The door is ajar, a black number seven hanging upside down above the peephole. He steps into the apartment, clears his throat.
“Close it behind you,” My-Duyen says, drawing curtains across a giant bay window. Music is playing softly on a stereo, a jazz composition he doesn’t recognize. She turns to face him. “You must be Jack.”
Mullins . . . threads the narrative of a single character through a hole of paternal loss, watching carefully as he passes through early boyhood up through adulthood (and we’re talking real adulthood, not the delayed adolescence so common in the culture today), uncovering in each story something about the mystery in the connection between loss of a father and the formation of a sexual identity. The originality here is not the loud kind––stylistic high jinks, flashy explosive plots––but rather the quiet kind that comes from deep thought, from an impulse to tweeze apart the experience found in the life of a character named Nick.
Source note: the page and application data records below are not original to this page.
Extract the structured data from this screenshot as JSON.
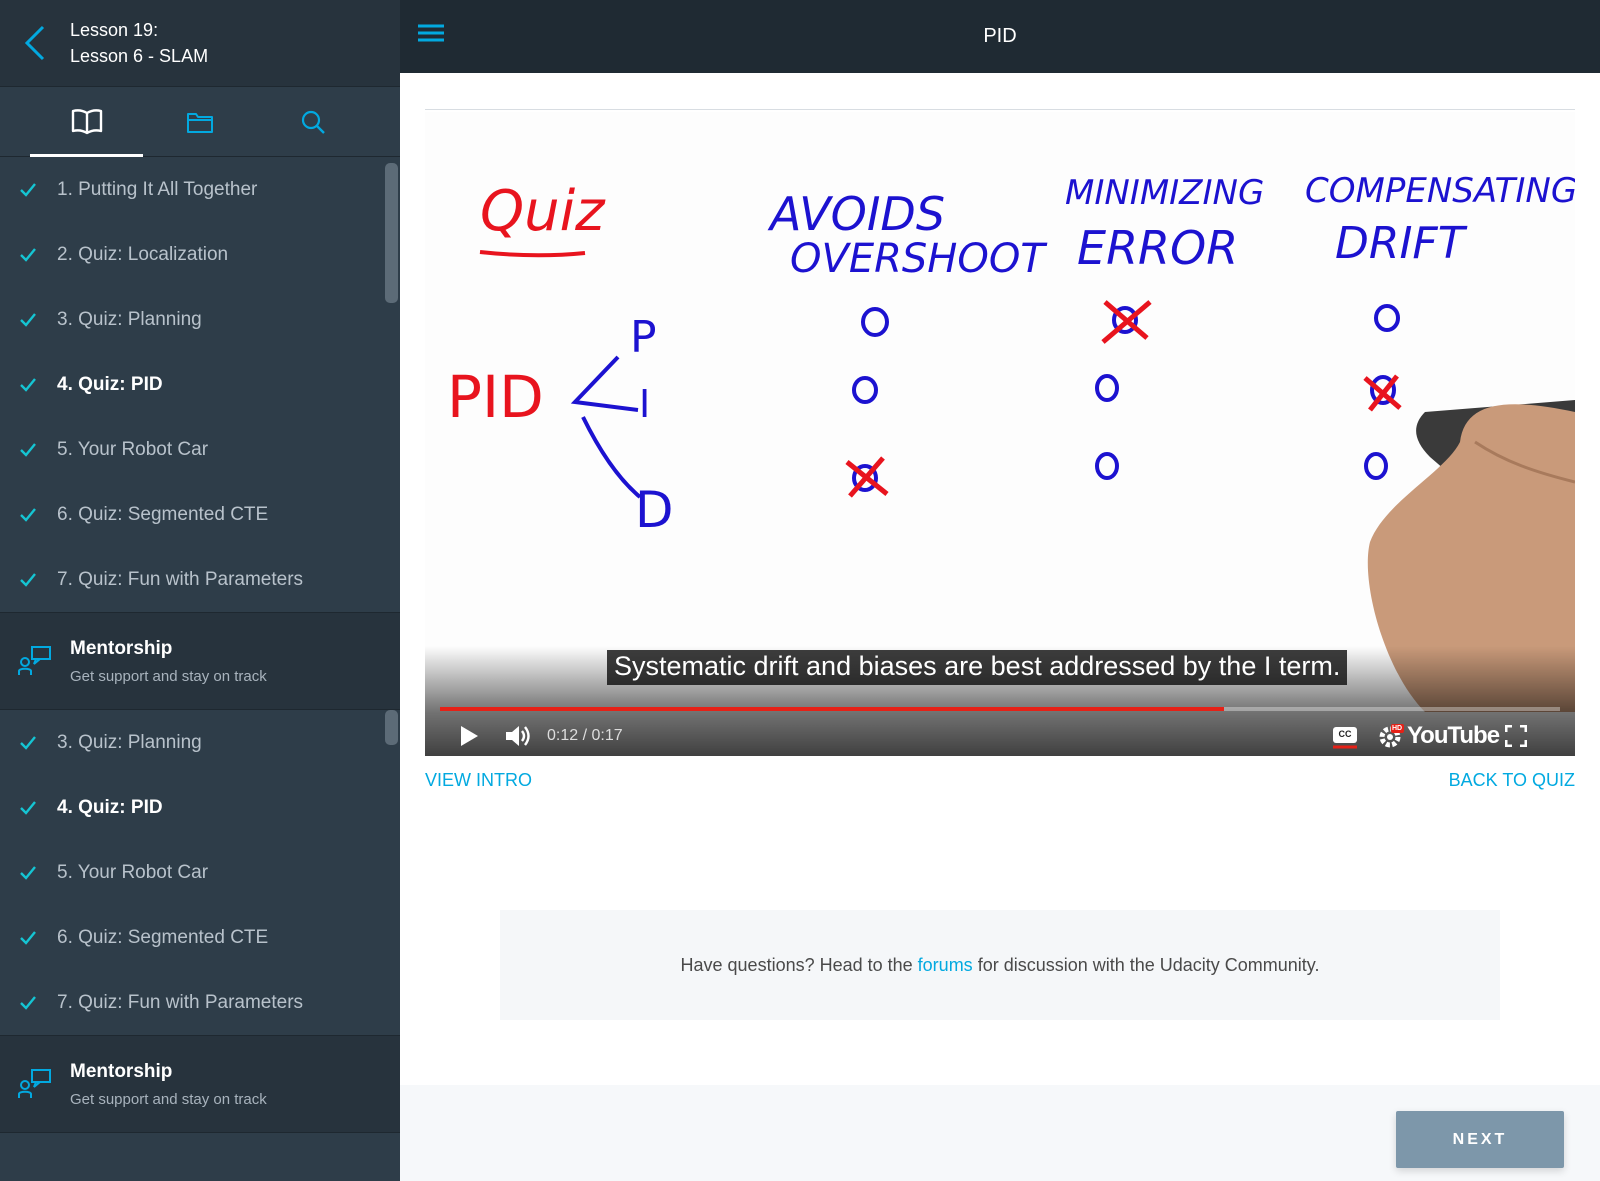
{
  "sidebar": {
    "lesson_line1": "Lesson 19:",
    "lesson_line2": "Lesson 6 - SLAM",
    "tabs": [
      "book-icon",
      "folder-icon",
      "search-icon"
    ],
    "concepts_a": [
      {
        "label": "1. Putting It All Together",
        "current": false
      },
      {
        "label": "2. Quiz: Localization",
        "current": false
      },
      {
        "label": "3. Quiz: Planning",
        "current": false
      },
      {
        "label": "4. Quiz: PID",
        "current": true
      },
      {
        "label": "5. Your Robot Car",
        "current": false
      },
      {
        "label": "6. Quiz: Segmented CTE",
        "current": false
      },
      {
        "label": "7. Quiz: Fun with Parameters",
        "current": false
      }
    ],
    "concepts_b": [
      {
        "label": "3. Quiz: Planning",
        "current": false
      },
      {
        "label": "4. Quiz: PID",
        "current": true
      },
      {
        "label": "5. Your Robot Car",
        "current": false
      },
      {
        "label": "6. Quiz: Segmented CTE",
        "current": false
      },
      {
        "label": "7. Quiz: Fun with Parameters",
        "current": false
      }
    ],
    "mentorship": {
      "title": "Mentorship",
      "subtitle": "Get support and stay on track"
    }
  },
  "header": {
    "title": "PID"
  },
  "video": {
    "caption": "Systematic drift and biases are best addressed by the I term.",
    "time": "0:12 / 0:17",
    "progress": 0.7,
    "youtube_label": "YouTube",
    "hd_badge": "HD",
    "cc_label": "CC",
    "whiteboard": {
      "quiz": "Quiz",
      "pid": "PID",
      "terms": [
        "P",
        "I",
        "D"
      ],
      "col1": [
        "AVOIDS",
        "OVERSHOOT"
      ],
      "col2": [
        "MINIMIZING",
        "ERROR"
      ],
      "col3": [
        "COMPENSATING",
        "DRIFT"
      ]
    }
  },
  "links": {
    "view_intro": "VIEW INTRO",
    "back_to_quiz": "BACK TO QUIZ"
  },
  "forum": {
    "before": "Have questions? Head to the",
    "link": "forums",
    "after": "for discussion with the Udacity Community."
  },
  "footer": {
    "next": "NEXT"
  },
  "colors": {
    "accent": "#02a9e0",
    "check": "#15c5d3",
    "sidebar": "#2e3d49",
    "progress": "#e62117"
  }
}
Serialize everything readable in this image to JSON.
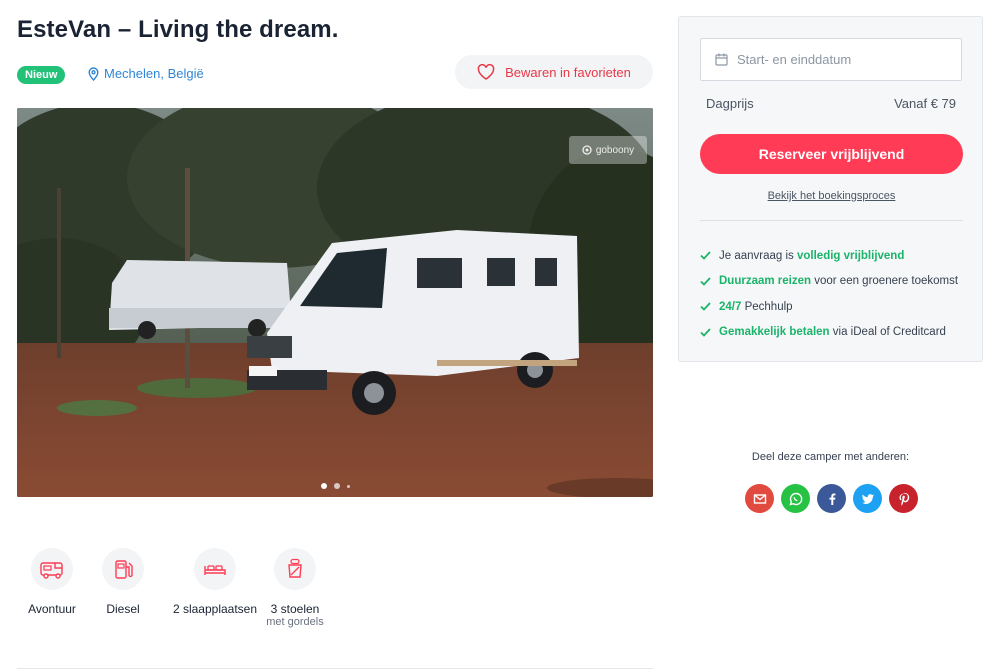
{
  "listing": {
    "title": "EsteVan – Living the dream.",
    "badge": "Nieuw",
    "location": "Mechelen, België",
    "favorite_label": "Bewaren in favorieten",
    "watermark": "goboony"
  },
  "gallery": {
    "slide_count": 3,
    "active_slide": 1
  },
  "features": [
    {
      "icon": "campervan-icon",
      "label": "Avontuur",
      "sub": ""
    },
    {
      "icon": "fuel-pump-icon",
      "label": "Diesel",
      "sub": ""
    },
    {
      "icon": "bed-icon",
      "label": "2 slaapplaatsen",
      "sub": ""
    },
    {
      "icon": "seat-icon",
      "label": "3 stoelen",
      "sub": "met gordels"
    }
  ],
  "booking": {
    "date_placeholder": "Start- en einddatum",
    "price_label": "Dagprijs",
    "price_value": "Vanaf € 79",
    "reserve_label": "Reserveer vrijblijvend",
    "process_link": "Bekijk het boekingsproces",
    "usps": [
      {
        "pre": "Je aanvraag is ",
        "highlight": "volledig vrijblijvend",
        "post": ""
      },
      {
        "pre": "",
        "highlight": "Duurzaam reizen",
        "post": " voor een groenere toekomst"
      },
      {
        "pre": "",
        "highlight": "24/7",
        "post": " Pechhulp"
      },
      {
        "pre": "",
        "highlight": "Gemakkelijk betalen",
        "post": " via iDeal of Creditcard"
      }
    ]
  },
  "share": {
    "title": "Deel deze camper met anderen:",
    "buttons": [
      {
        "name": "email",
        "color": "#e04a3f"
      },
      {
        "name": "whatsapp",
        "color": "#25c244"
      },
      {
        "name": "facebook",
        "color": "#3b5998"
      },
      {
        "name": "twitter",
        "color": "#1da1f2"
      },
      {
        "name": "pinterest",
        "color": "#c8232c"
      }
    ]
  },
  "colors": {
    "accent": "#ff3b55",
    "success": "#19b46a",
    "link": "#2f86d6"
  }
}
—from the Foreword by David Means
“Whether he’s writing about teenage boys and a fort in the desert composed of stolen highway foliage, or the desultory boredom of a Christmas Eve swingers’ party, or a grieving mother losing herself in shopping-mall binges, or a fight in a strip club and a cache of stolen casino chips, David Philip Mullins flat-out nails what it is to be young and lost in the West. There are echoes of Raymond Carver here, with wide-open spaces and scrambled lives, and Denis Johnson, too––touches of lyrical and hysterical squalor. But the voice is a new one––distinct, generous, and knowing. Read this book and you’ll agree, David Philip Mullins is a writer to watch.”
—Charles Bock, author of Beautiful Children
“At the heart of this thoroughly contemporary collection is Nick Danze, an aspiring writer whose sexual preferences take him to various little-known corners of the psyche. Mullins writes about these journeys, and about sex and the desert, with a wonderful, edgy lucidity. Greetings from Below is a remarkable debut.”
—Margot Livesey, author of The House on Fortune Street
Every few years a writer comes along to tell us new stories about a place we thought we knew. David Mullins is that writer. Las Vegas is his world. Gone is the glitter and the glamour. Revealed are the jarring effects of a massive city in the barren desert landscape. These wonderful connected stories examine the universal themes of family, loss, sex, and the yearning to communicate. Carefully written in beautiful prose, True Love Versus the Cigar Store Indian is a moving and stunning debut from a natural writer.
—Chris Offutt, author of Kentucky Straight